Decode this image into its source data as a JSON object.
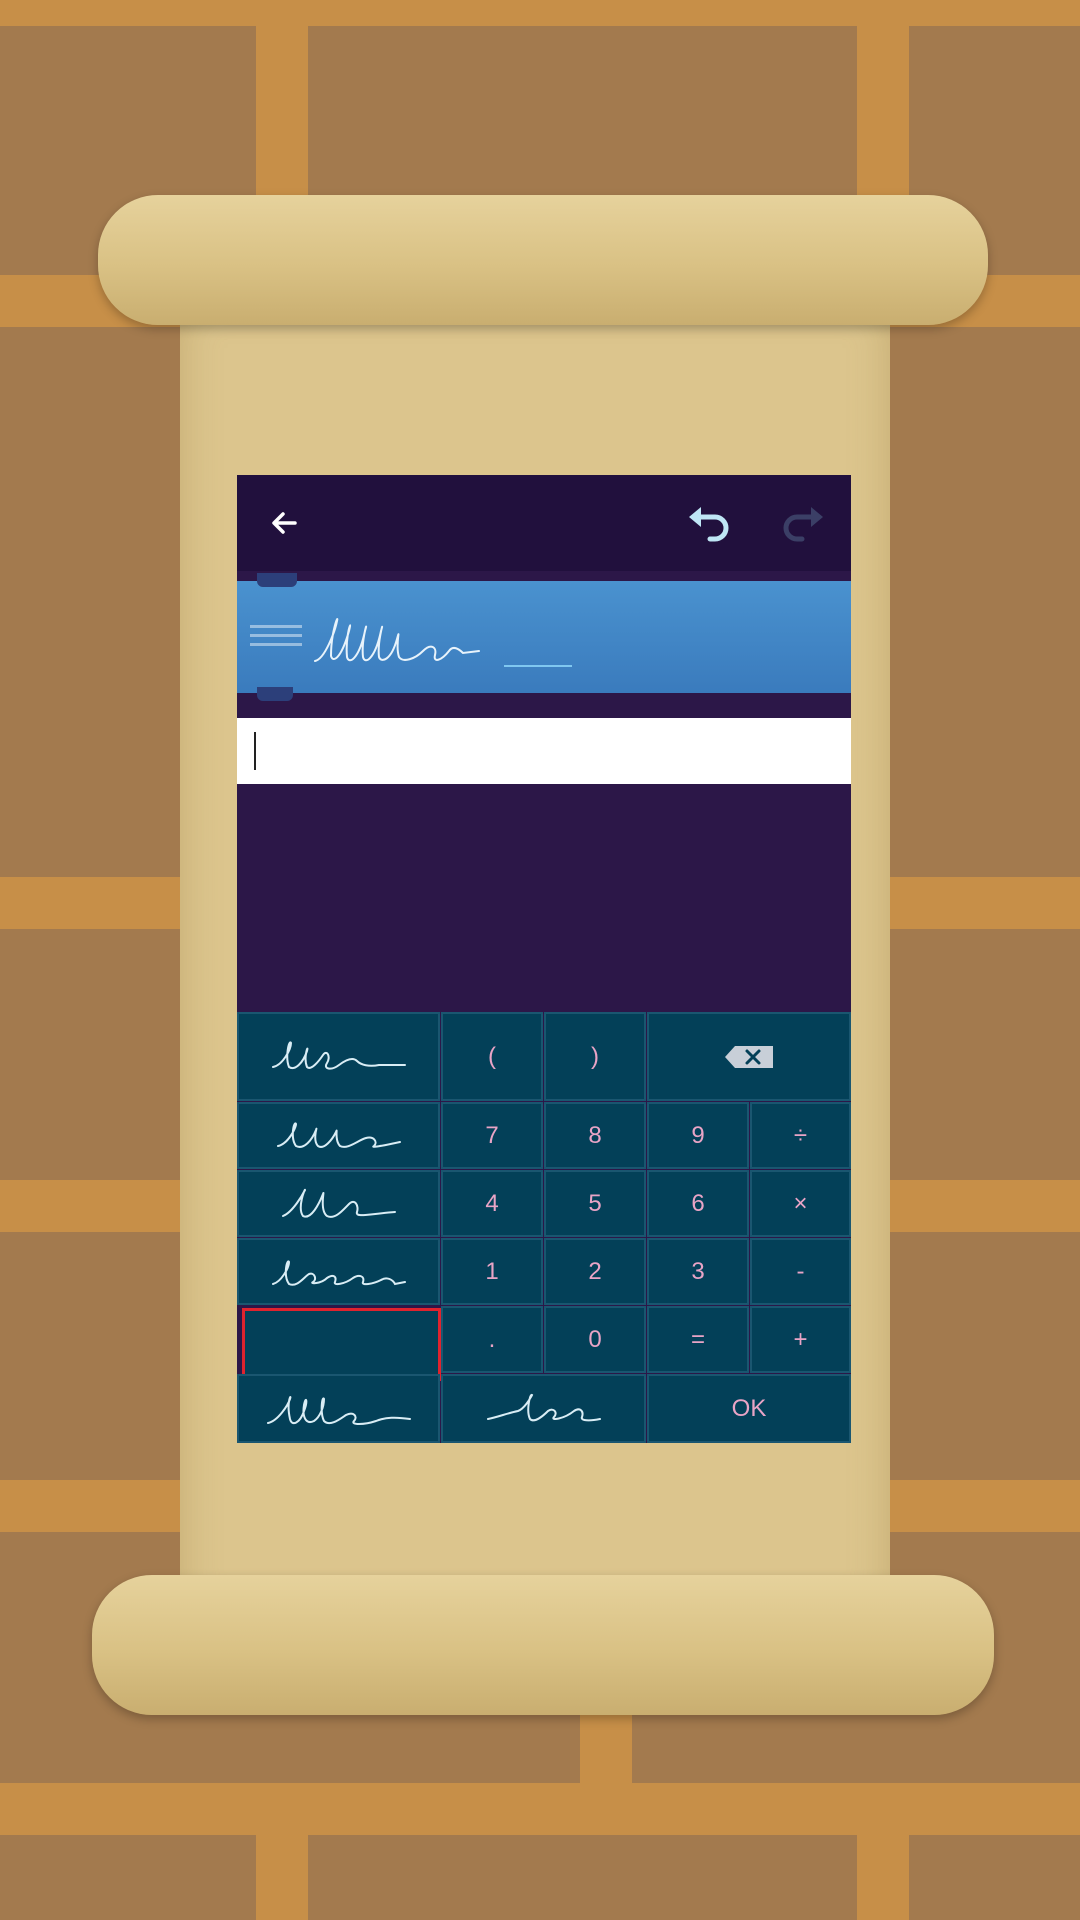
{
  "toolbar": {
    "back_icon": "arrow-left-icon",
    "undo_icon": "undo-icon",
    "redo_icon": "redo-icon"
  },
  "input": {
    "value": "",
    "placeholder": ""
  },
  "keypad": {
    "paren_open": "(",
    "paren_close": ")",
    "backspace_icon": "backspace-icon",
    "seven": "7",
    "eight": "8",
    "nine": "9",
    "divide": "÷",
    "four": "4",
    "five": "5",
    "six": "6",
    "multiply": "×",
    "one": "1",
    "two": "2",
    "three": "3",
    "minus": "-",
    "dot": ".",
    "zero": "0",
    "equals": "=",
    "plus": "+",
    "ok": "OK"
  },
  "colors": {
    "app_background": "#2c1748",
    "topbar": "#21103d",
    "banner": "#3f86c6",
    "key_background": "#034058",
    "key_text": "#e9a4c6",
    "selected_outline": "#e0232e",
    "undo_active": "#bfe6f5",
    "redo_disabled": "#3b3f66"
  }
}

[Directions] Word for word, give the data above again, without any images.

[Answer below]
Decode this image into its source data as a JSON object.
{
  "toolbar": {
    "back_icon": "arrow-left-icon",
    "undo_icon": "undo-icon",
    "redo_icon": "redo-icon"
  },
  "input": {
    "value": "",
    "placeholder": ""
  },
  "keypad": {
    "paren_open": "(",
    "paren_close": ")",
    "backspace_icon": "backspace-icon",
    "seven": "7",
    "eight": "8",
    "nine": "9",
    "divide": "÷",
    "four": "4",
    "five": "5",
    "six": "6",
    "multiply": "×",
    "one": "1",
    "two": "2",
    "three": "3",
    "minus": "-",
    "dot": ".",
    "zero": "0",
    "equals": "=",
    "plus": "+",
    "ok": "OK"
  },
  "colors": {
    "app_background": "#2c1748",
    "topbar": "#21103d",
    "banner": "#3f86c6",
    "key_background": "#034058",
    "key_text": "#e9a4c6",
    "selected_outline": "#e0232e",
    "undo_active": "#bfe6f5",
    "redo_disabled": "#3b3f66"
  }
}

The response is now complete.